In the history of Portland indie rock, Elliott Smith is a legend.

So, what happens when his intimate acoustic guitar laments are transposed into grandiose classical pieces?

For Jonathan Walters, artistic director of Hand2Mouth Theatre, the switch was seamless.

"He mixes true poetry with dirty reality," Walters says of Smith's music. "When I heard the music moved over to this classical setting, and heard the lyrics as poetry in a different way, I thought, 'That's the project I'd like to do.'"

The idea began to take shape when Walters encountered a project in upstate New York in which Smith's last album was performed by a group of classical singers. Intrigued by the fusion of Smith's moody acoustic pop and the complexities of contemporary classical music, Walters sought to bring a similar project to Portland.

The result, A Fond Farewell, is hardly the first offbeat tribute Portland has paid to Smith. He was an icon of the Pacific Northwest indie-rock scene of the 1990s, and his legacy is intricately threaded into the fabric of the city he once called home. In the 15 years following his death, the singer-songwriter's music has inspired an array of tributes—from interpretive dance performances to instrumental renditions of his work by the Portland Cello Project.

To bring his vision to life, Walters partnered with Third Angle New Music, which offered a unique spin on what the New York project had done. Instead of using a single composer, they decided to commission six composers to share their varying interpretations of the music.

"[Smith's] body of work is so fascinating and complex, and the composers have dug really deep into it," says Sarah Tiedemann, artistic director of Third Angle. "As this project has developed, I've realized how well his works cross over into the classical world."

The result is a collection of 13 Smith songs performed by a group of renowned musicians and vocalists. A four-piece chamber ensemble—mezzo-sopranos Hannah Penn and Chloe Payne, and tenors Sam Adams and Daniel Buchanan—gives voice to Smith's darkly poetic lyrics, orchestrated by pianist Maria Garcia, clarinetist James Shields, violinist Holland Phillips and cellist Valdine Mishkin.

The hourlong concert is interspersed with snippets of Smith's stage banter. Juxtaposed against an atmospheric deconstruction of his music, the sound of his speaking voice—at one point declaring, "I'm gonna come back to Portland"—casts an eerie yet emotionally powerful tone over the movement.

One can't help but wonder what Smith would think.

"I think he'd feel good knowing that he influenced other artists to go forward and try to make something new," says Walters. "We're not trying to say his music should be different. We're answering in our own art form to make people realize the remarkable, inspiring person he was."

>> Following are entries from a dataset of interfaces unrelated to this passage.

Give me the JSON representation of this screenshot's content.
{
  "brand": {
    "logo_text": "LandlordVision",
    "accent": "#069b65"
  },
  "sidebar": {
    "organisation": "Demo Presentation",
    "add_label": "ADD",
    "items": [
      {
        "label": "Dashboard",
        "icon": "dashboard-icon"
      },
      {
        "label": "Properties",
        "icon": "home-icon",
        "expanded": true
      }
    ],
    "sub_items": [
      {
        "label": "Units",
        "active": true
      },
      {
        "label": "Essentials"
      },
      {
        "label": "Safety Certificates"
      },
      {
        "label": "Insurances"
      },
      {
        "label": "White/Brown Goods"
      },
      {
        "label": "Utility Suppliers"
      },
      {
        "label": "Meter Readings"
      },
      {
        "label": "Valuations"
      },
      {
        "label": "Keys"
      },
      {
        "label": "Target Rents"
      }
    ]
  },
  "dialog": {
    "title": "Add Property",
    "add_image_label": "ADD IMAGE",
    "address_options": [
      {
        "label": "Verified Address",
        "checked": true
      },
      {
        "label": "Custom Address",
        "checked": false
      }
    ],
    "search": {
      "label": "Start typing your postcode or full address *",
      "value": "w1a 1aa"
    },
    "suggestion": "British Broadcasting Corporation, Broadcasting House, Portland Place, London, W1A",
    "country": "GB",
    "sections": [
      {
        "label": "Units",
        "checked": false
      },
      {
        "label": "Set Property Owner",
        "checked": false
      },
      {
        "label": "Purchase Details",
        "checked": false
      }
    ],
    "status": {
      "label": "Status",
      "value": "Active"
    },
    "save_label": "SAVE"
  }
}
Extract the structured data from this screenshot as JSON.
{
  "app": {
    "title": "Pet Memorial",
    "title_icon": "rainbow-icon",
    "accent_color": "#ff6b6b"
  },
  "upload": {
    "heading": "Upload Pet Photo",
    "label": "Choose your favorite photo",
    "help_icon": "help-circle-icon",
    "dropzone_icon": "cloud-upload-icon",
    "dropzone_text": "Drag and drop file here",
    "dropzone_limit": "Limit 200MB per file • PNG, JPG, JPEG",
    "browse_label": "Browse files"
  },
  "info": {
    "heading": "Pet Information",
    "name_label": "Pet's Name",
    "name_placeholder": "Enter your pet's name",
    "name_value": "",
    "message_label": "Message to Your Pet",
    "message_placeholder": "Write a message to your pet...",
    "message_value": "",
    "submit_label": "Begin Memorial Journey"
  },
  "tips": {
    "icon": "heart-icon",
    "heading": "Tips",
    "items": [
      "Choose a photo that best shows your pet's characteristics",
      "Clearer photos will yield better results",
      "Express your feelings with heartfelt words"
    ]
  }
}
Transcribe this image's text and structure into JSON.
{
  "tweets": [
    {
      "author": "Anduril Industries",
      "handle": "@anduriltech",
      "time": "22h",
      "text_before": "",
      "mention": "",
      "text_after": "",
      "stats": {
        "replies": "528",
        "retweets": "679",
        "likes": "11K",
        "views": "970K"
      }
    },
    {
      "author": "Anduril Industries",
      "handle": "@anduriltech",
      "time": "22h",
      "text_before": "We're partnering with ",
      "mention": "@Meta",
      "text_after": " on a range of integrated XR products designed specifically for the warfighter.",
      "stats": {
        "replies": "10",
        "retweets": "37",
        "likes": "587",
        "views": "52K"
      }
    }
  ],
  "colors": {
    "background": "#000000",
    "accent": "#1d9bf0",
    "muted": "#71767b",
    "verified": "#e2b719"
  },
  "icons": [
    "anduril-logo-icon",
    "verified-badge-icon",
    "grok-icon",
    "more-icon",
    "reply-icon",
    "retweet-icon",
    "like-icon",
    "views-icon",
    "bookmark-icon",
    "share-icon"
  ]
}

SEE IT: A Fond Farewell is at Alberta Rose Theatre, 3000 NE Alberta St., on Thursday-Friday, April 12-13. 7:30 pm. $10 students, $30 seniors, $35 general admission. Under 21 permitted with legal guardian. Get tickets here.